Collected data
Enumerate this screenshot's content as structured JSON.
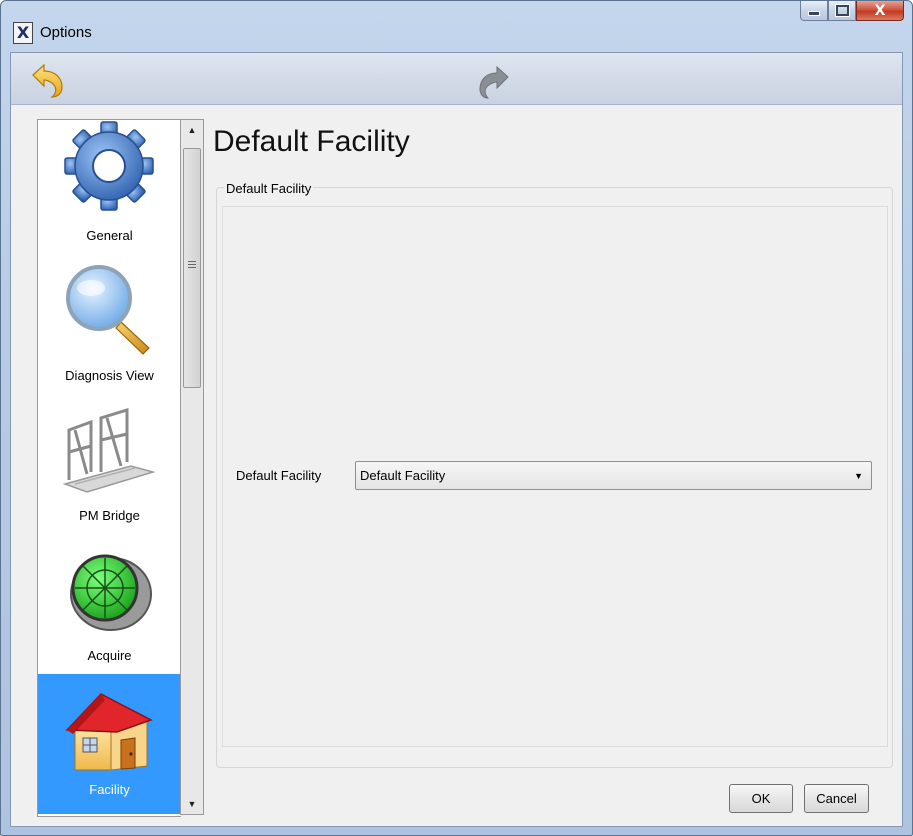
{
  "window": {
    "title": "Options",
    "app_icon_glyph": "X",
    "close_glyph": "X"
  },
  "toolbar": {
    "back_icon": "back-arrow-icon",
    "forward_icon": "forward-arrow-icon"
  },
  "nav": {
    "items": [
      {
        "label": "General",
        "icon": "gear-icon"
      },
      {
        "label": "Diagnosis View",
        "icon": "magnifier-icon"
      },
      {
        "label": "PM Bridge",
        "icon": "bridge-icon"
      },
      {
        "label": "Acquire",
        "icon": "target-icon"
      },
      {
        "label": "Facility",
        "icon": "house-icon",
        "selected": true
      }
    ],
    "selected_color": "#3399ff"
  },
  "scrollbar": {
    "up_glyph": "▲",
    "down_glyph": "▼"
  },
  "page": {
    "title": "Default Facility",
    "group_label": "Default Facility",
    "field_label": "Default Facility",
    "field_value": "Default Facility",
    "field_arrow": "▼"
  },
  "buttons": {
    "ok": "OK",
    "cancel": "Cancel"
  }
}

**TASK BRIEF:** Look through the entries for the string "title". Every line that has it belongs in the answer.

**TASK SOLUTION:**
    "title": "Options",
    "title": "Default Facility",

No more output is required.